New Jersey-bred rockers Bon Jovi, singer-activist Nina Simone, new wave outfit Eurythmics and pioneering rapper LL Cool J are among this year’s nominees for the Rock and Roll Hall of Fame.
Historically, the ballot has been capped at about a dozen acts, but last year that figure rose to 19, which repeats itself this year.
Ten of these, including Rufus featuring Chaka Khan, the Cars, J. Geils Band, MC5, the Meters, Link Wray, the Zombies, and Depeche Mode, have been nominated before, but there were notable first-timers, including Simone and Eurythmics.
L.A. rap metal collective Rage Against the Machine and English rockers Radiohead both made the ballot during their first year of eligibility (25 years must pass since an act’s first recording), and singer Kate Bush, heavy metal band Judas Priest, roots band Dire Straits, gospel singer Sister Rosetta Tharpe and art rockers the Moody Blues were also nominated for the first time.
Most of them will be disappointed.
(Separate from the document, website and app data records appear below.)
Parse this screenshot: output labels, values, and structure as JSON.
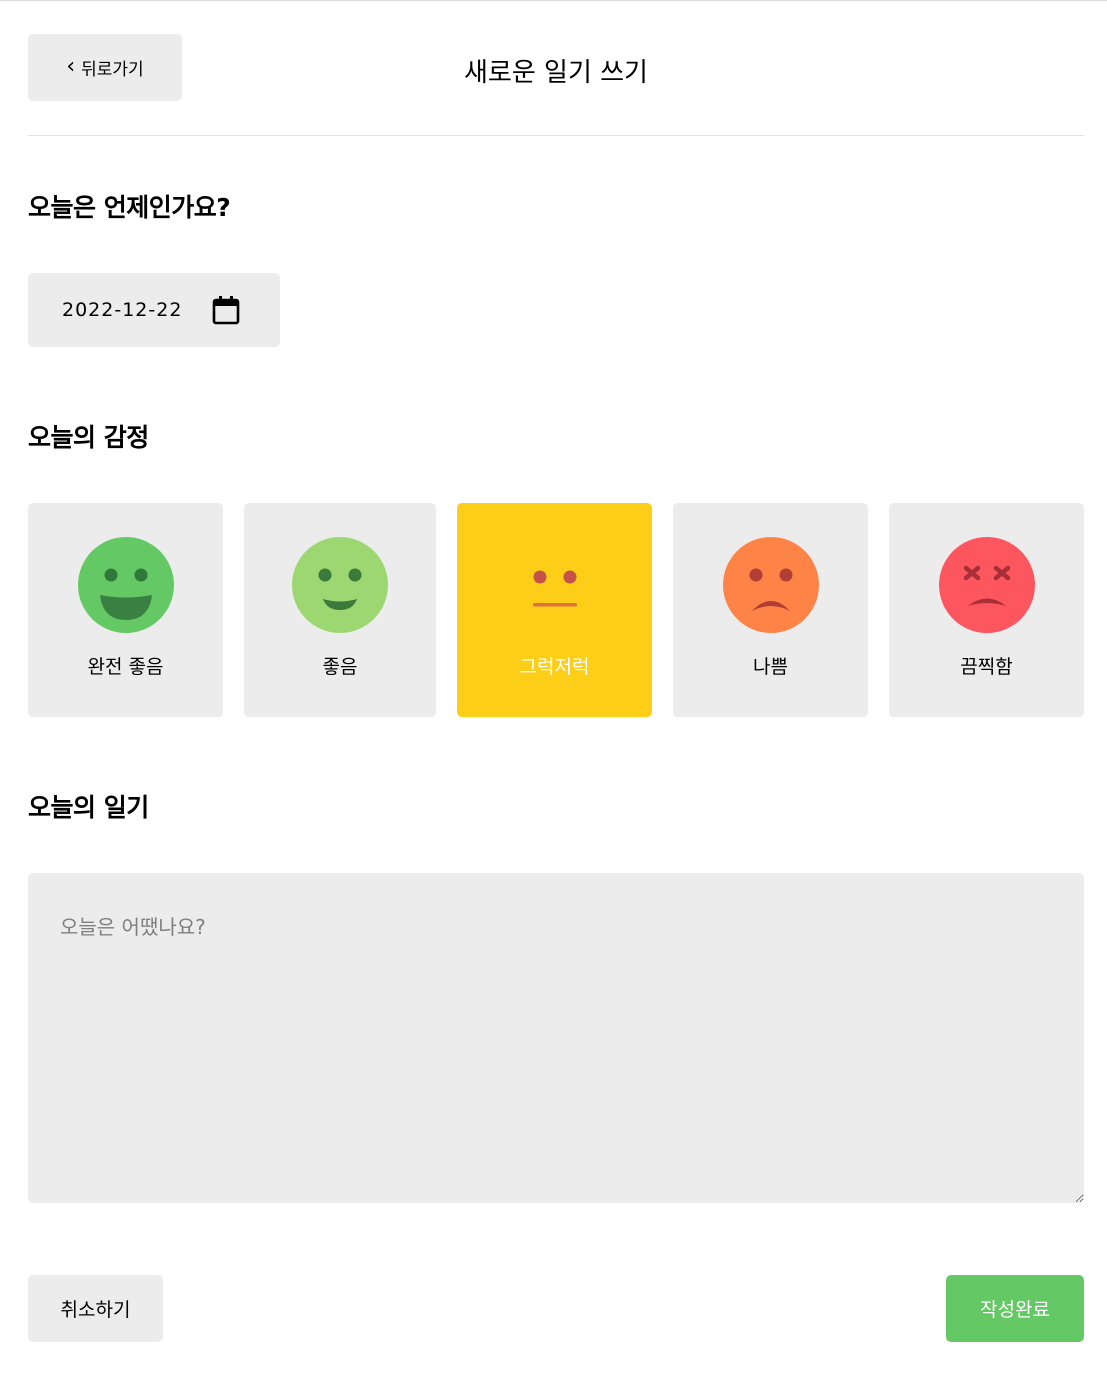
{
  "header": {
    "back_label": "뒤로가기",
    "title": "새로운 일기 쓰기"
  },
  "date_section": {
    "title": "오늘은 언제인가요?",
    "date_value": "2022-12-22",
    "calendar_icon": "calendar-icon"
  },
  "emotion_section": {
    "title": "오늘의 감정",
    "selected_index": 2,
    "items": [
      {
        "label": "완전 좋음",
        "icon": "very-happy-face-icon",
        "color": "#64c964"
      },
      {
        "label": "좋음",
        "icon": "happy-face-icon",
        "color": "#9dd772"
      },
      {
        "label": "그럭저럭",
        "icon": "neutral-face-icon",
        "color": "#fdce17"
      },
      {
        "label": "나쁨",
        "icon": "sad-face-icon",
        "color": "#fd8446"
      },
      {
        "label": "끔찍함",
        "icon": "terrible-face-icon",
        "color": "#fd565f"
      }
    ]
  },
  "diary_section": {
    "title": "오늘의 일기",
    "content_value": "",
    "content_placeholder": "오늘은 어땠나요?"
  },
  "footer": {
    "cancel_label": "취소하기",
    "submit_label": "작성완료",
    "submit_color": "#64c964"
  }
}
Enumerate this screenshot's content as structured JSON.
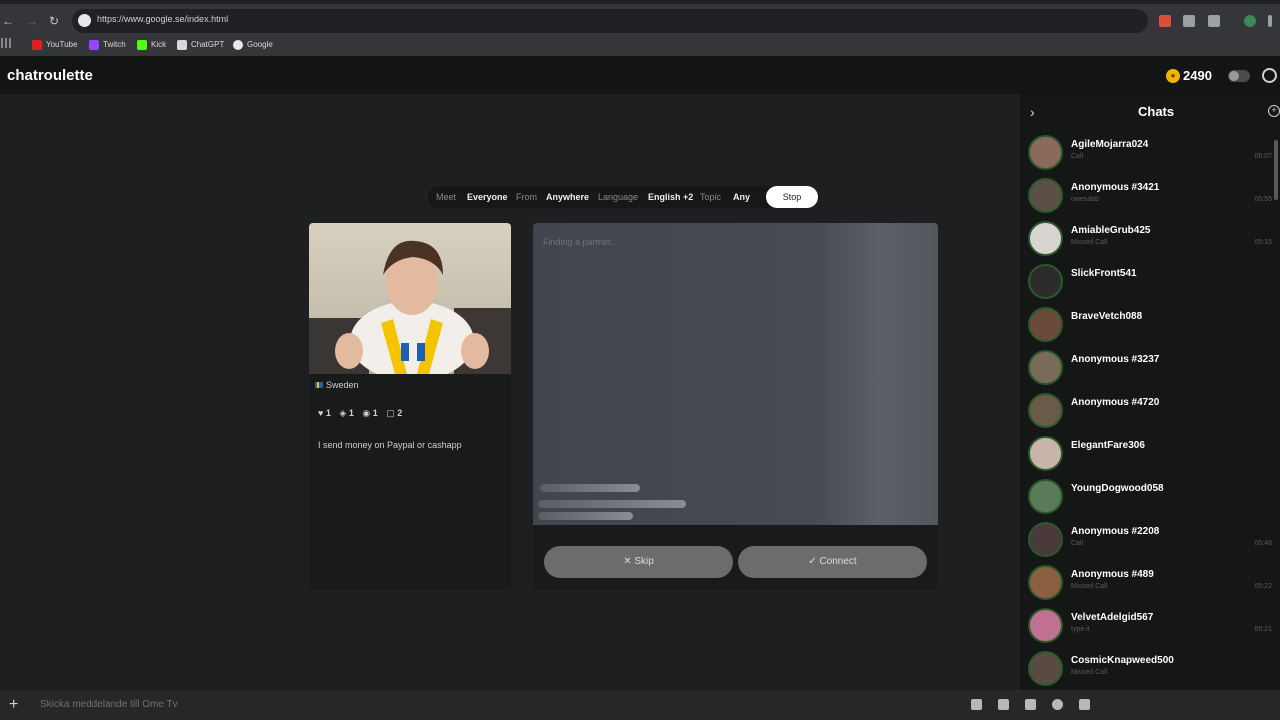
{
  "browser": {
    "url": "https://www.google.se/index.html",
    "bookmarks": [
      "YouTube",
      "Twitch",
      "Kick",
      "ChatGPT",
      "Google"
    ]
  },
  "header": {
    "brand": "chatroulette",
    "coins": "2490",
    "coin_icon": "coin-icon"
  },
  "filters": {
    "meet_label": "Meet",
    "meet_value": "Everyone",
    "from_label": "From",
    "from_value": "Anywhere",
    "language_label": "Language",
    "language_value": "English +2",
    "topic_label": "Topic",
    "topic_value": "Any",
    "stop_label": "Stop"
  },
  "self": {
    "country": "Sweden",
    "stats": [
      "1",
      "1",
      "1",
      "2"
    ],
    "bio": "I send money on Paypal or cashapp"
  },
  "partner": {
    "status": "Finding a partner...",
    "skip_label": "Skip",
    "connect_label": "Connect"
  },
  "chats": {
    "title": "Chats",
    "items": [
      {
        "name": "AgileMojarra024",
        "sub": "Call",
        "time": "06:07"
      },
      {
        "name": "Anonymous #3421",
        "sub": "owesabb",
        "time": "05:55"
      },
      {
        "name": "AmiableGrub425",
        "sub": "Missed Call",
        "time": "05:15"
      },
      {
        "name": "SlickFront541",
        "sub": "",
        "time": ""
      },
      {
        "name": "BraveVetch088",
        "sub": "",
        "time": ""
      },
      {
        "name": "Anonymous #3237",
        "sub": "",
        "time": ""
      },
      {
        "name": "Anonymous #4720",
        "sub": "",
        "time": ""
      },
      {
        "name": "ElegantFare306",
        "sub": "",
        "time": ""
      },
      {
        "name": "YoungDogwood058",
        "sub": "",
        "time": ""
      },
      {
        "name": "Anonymous #2208",
        "sub": "Call",
        "time": "05:48"
      },
      {
        "name": "Anonymous #489",
        "sub": "Missed Call",
        "time": "05:22"
      },
      {
        "name": "VelvetAdelgid567",
        "sub": "type it",
        "time": "05:21"
      },
      {
        "name": "CosmicKnapweed500",
        "sub": "Missed Call",
        "time": ""
      }
    ]
  },
  "bottom": {
    "input_placeholder": "Skicka meddelande till Ome Tv"
  },
  "colors": {
    "coin": "#f0b400",
    "stop_button": "#ffffff",
    "action_button": "#6b6c6e"
  }
}
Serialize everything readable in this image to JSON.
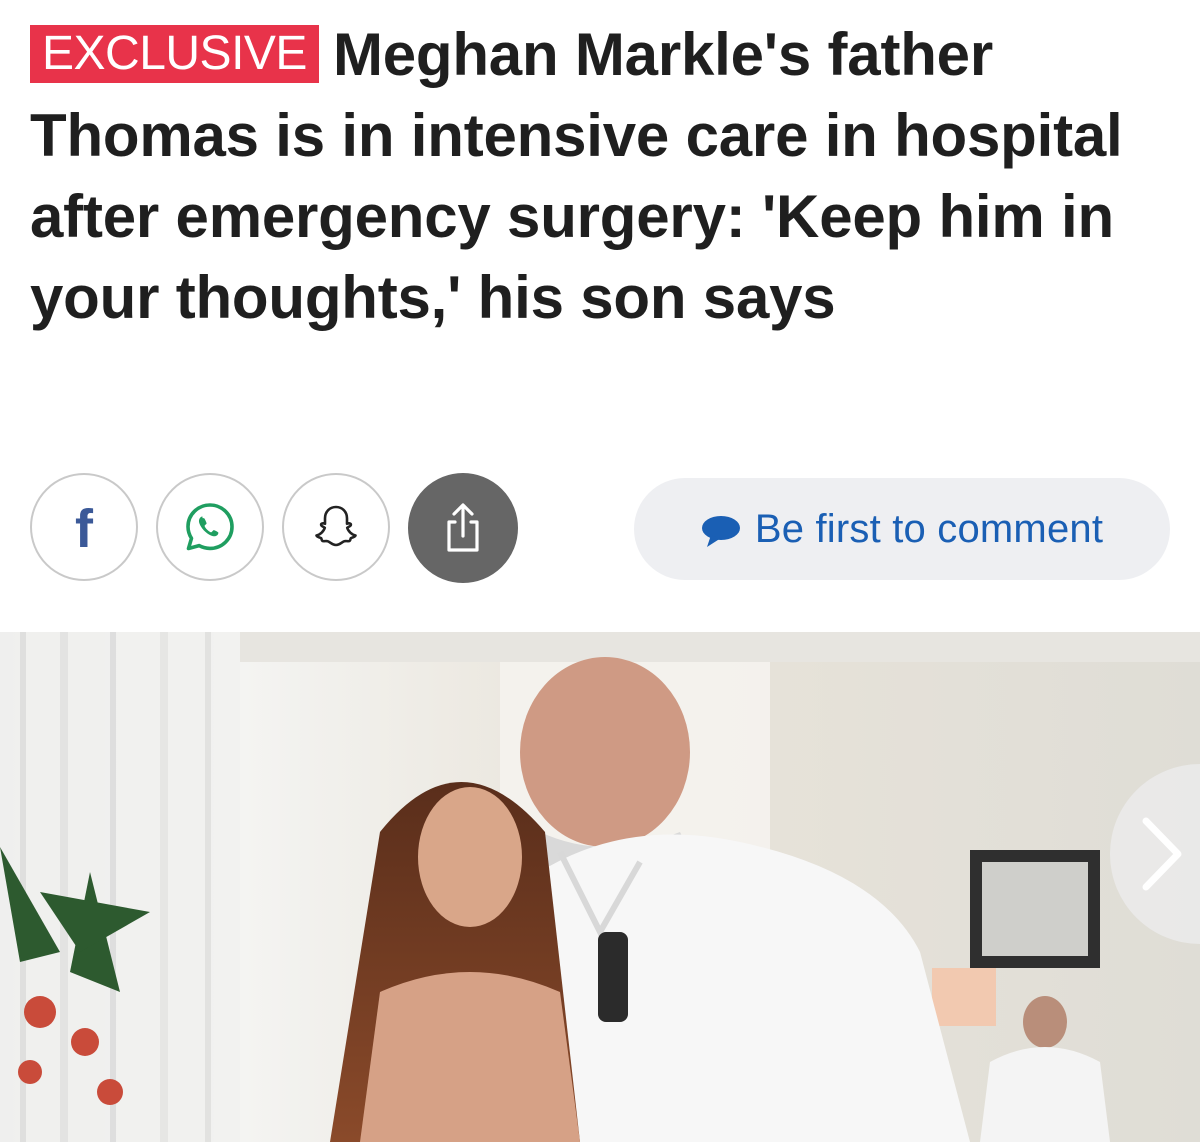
{
  "headline": {
    "tag": "EXCLUSIVE",
    "text": "Meghan Markle's father Thomas is in intensive care in hospital after emergency surgery: 'Keep him in your thoughts,' his son says"
  },
  "share": {
    "buttons": [
      {
        "icon": "facebook-icon"
      },
      {
        "icon": "whatsapp-icon"
      },
      {
        "icon": "snapchat-icon"
      },
      {
        "icon": "share-icon"
      }
    ],
    "comment_label": "Be first to comment"
  },
  "colors": {
    "tag_background": "#e8334a",
    "headline_text": "#1f1f1f",
    "comment_text": "#1a5fb4",
    "comment_pill_bg": "#eeeff2",
    "share_button_active": "#666666"
  },
  "gallery": {
    "next_icon": "chevron-right-icon"
  }
}
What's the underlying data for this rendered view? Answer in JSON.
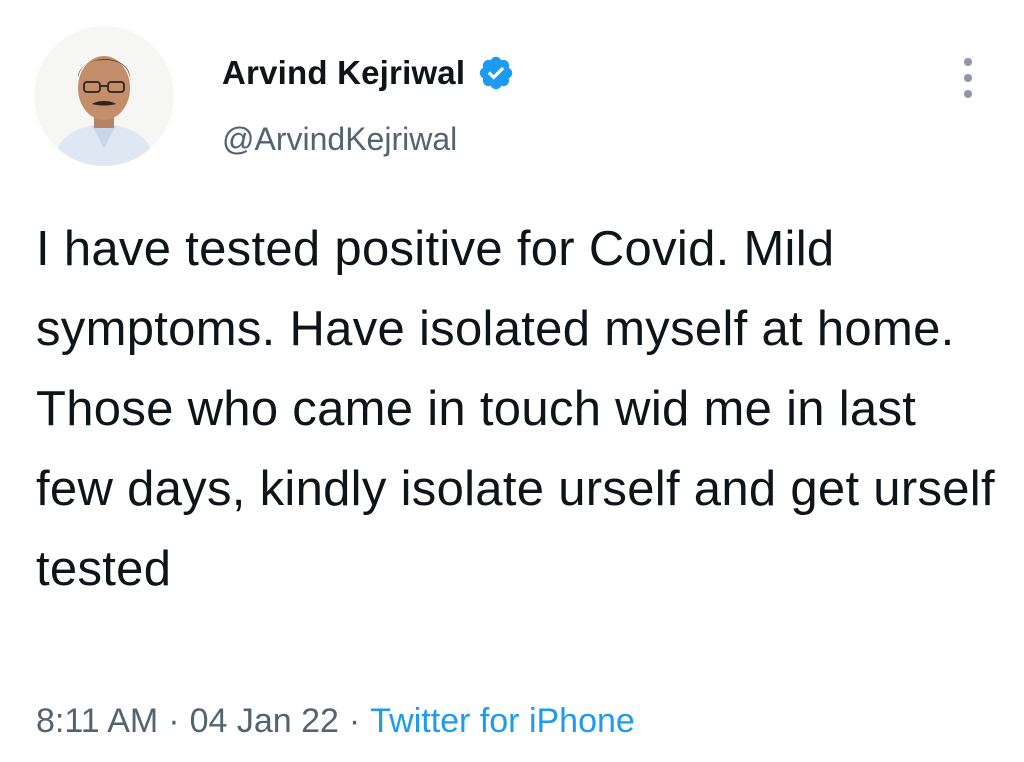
{
  "author": {
    "display_name": "Arvind Kejriwal",
    "handle": "@ArvindKejriwal",
    "verified": true,
    "avatar_icon": "profile-photo",
    "verified_icon": "verified-badge-icon"
  },
  "tweet": {
    "text": "I have tested positive for Covid. Mild symptoms. Have isolated myself at home. Those who came in touch wid me in last few days, kindly isolate urself and get urself tested"
  },
  "meta": {
    "time": "8:11 AM",
    "separator": "·",
    "date": "04 Jan 22",
    "source": "Twitter for iPhone"
  },
  "colors": {
    "text": "#0f1419",
    "secondary": "#536471",
    "accent": "#1d9bf0"
  },
  "menu": {
    "icon": "more-vertical-icon"
  }
}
While the number of nominees has almost doubled, the number of inductees remains in the single digits; only five to seven artists will be selected.
“Voting in the past has been so close,” Hall officials said in a statement. “Similar to last year, the nominating committee wanted to be more inclusive and have more choices for fans and the voting body.”
Winners are chosen by an international voting body of more than 900 that includes past inductees, historians and members of the music industry as well as the aggregate results of the Rock Hall’s online fan vote.
Factors such as an artist’s musical influence on other acts, the length and depth of career and the body of work, as well as innovation and superiority in style and technique are considered. Tupac Shakur, Yes, Joan Baez, Pearl Jam, Electric Light Orchestra and Journey were this year’s inductees.
Not every musician is a fan of the process. Earlier this year Radiohead made headlines when its members seemed less than enthusiastic about its prospects of being inducted.
"I don't want to be rude about the Rock and Roll Hall of Fame because for a lot of people it means something, but culturally I don't understand it,” member Ed O’Brien told Rolling Stone. “I think it might be a quintessential American thing. Brits are not very good at slapping ourselves on the back. It seems very showbiz and I'm not very showbiz … It's just really uncomfortable.”
Inductees for Rock Hall’s class of 2018 will be announced in December, with the ceremony, which takes place in New York, following in April. The ceremony will be broadcast on HBO as well as SiriusXM radio.
Fan voting on Rock Hall’s official site begins Wednesday and will continue through Dec. 5.